Cinematography: Some scenes have gorgeous storyboarding, like the lone meeting at the train-station, or the opening shot with this man lying in his bed, smoking in his lonely run-down apartment. Yes, Alain consistently poses in a contrived model stance. I'm sorry, but while I sit here writing a review trying to find excuses to up the score simply to appeal to all the critics out there who love this film, I'll have to be the voice of dissent. There's really nothing all that impressive about this, including the fedora and raincoat. Wait! The white gloves were cool.
Script: The best scene of the film for this category was the one where the cop turns over the hero's alibi's house, trying to intimidate her perfectly, explaining how a police officer must simply bend the rules from time to time. It's a smooth, suave, cool way of letting someone know they're on your shitlist. I can't think of any other instance where the dialogue served any purpose but to advance the plot. This wasn't nearly enough about character development. Yes, it's a film with long spans of wordlessness. That makes it an even better reason to have the words be more meaningful.

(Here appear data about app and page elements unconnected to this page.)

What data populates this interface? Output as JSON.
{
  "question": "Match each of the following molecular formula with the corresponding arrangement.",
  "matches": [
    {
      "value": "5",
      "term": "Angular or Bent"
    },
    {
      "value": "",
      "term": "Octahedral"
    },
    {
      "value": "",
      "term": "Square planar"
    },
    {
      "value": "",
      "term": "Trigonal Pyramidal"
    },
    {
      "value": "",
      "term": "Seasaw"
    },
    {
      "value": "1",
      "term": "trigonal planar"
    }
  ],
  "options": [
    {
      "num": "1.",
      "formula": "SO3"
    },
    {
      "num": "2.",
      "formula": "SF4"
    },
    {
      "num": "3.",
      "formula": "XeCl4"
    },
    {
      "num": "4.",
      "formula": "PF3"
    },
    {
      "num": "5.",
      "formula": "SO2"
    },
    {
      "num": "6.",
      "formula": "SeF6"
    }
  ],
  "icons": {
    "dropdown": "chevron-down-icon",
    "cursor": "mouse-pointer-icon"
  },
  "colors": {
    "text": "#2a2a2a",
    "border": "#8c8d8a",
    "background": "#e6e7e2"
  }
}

Plot: Sadly the title "Criterion Collection" emblazoned across the cover served to introduce a certain expectation from this viewing. Namely, I expected to see something good and cool, a story about a modern-day samurai with a deep honourable streak, shown through a series of intense character-building moments, including assasinations. Instead we're stuck watching a hitman try to squirm out of a police investigation. We learn too much of a man's professionally quick reflexes rather than fully exploring a zealous undercurrent of duty. It's just a cop-chase film, don't try telling me it's all cerebral with subtext. I get it, and it didn't move me whatsoever.
Mood: "A razor-sharp cocktail of 1940s American gangster cinema and 1960s French pop culture - with a liberal dose of Japanese lone-warrior mythology... defines cool".
Overall Rating: 70% (Uh, More Like A Ronin Actually, Not To Split Hairs)
Aftertaste: I know it's not about 'Samurai' as in Job Description, but Samurai as in the Warrior's Code and Way of Life, fine, but the code of "You Live To Die" does not mean going out of your way to be suicidally stupid. As a hitman, a killer, when someone gets a perfect look at you, you kill them, not woo them, problem over. You get rid of ALL the evidence, including the coat and hat you wore while doing the deed. You don't wear it out everyday even though you know you're being tailed. It's not armour for God's sake, ditch it. I feel truly bad that I didn't like this movie to the degree everyone else does, but I can't help it. Could you please do me a favour and explain to my why this is so good? I promise to listen!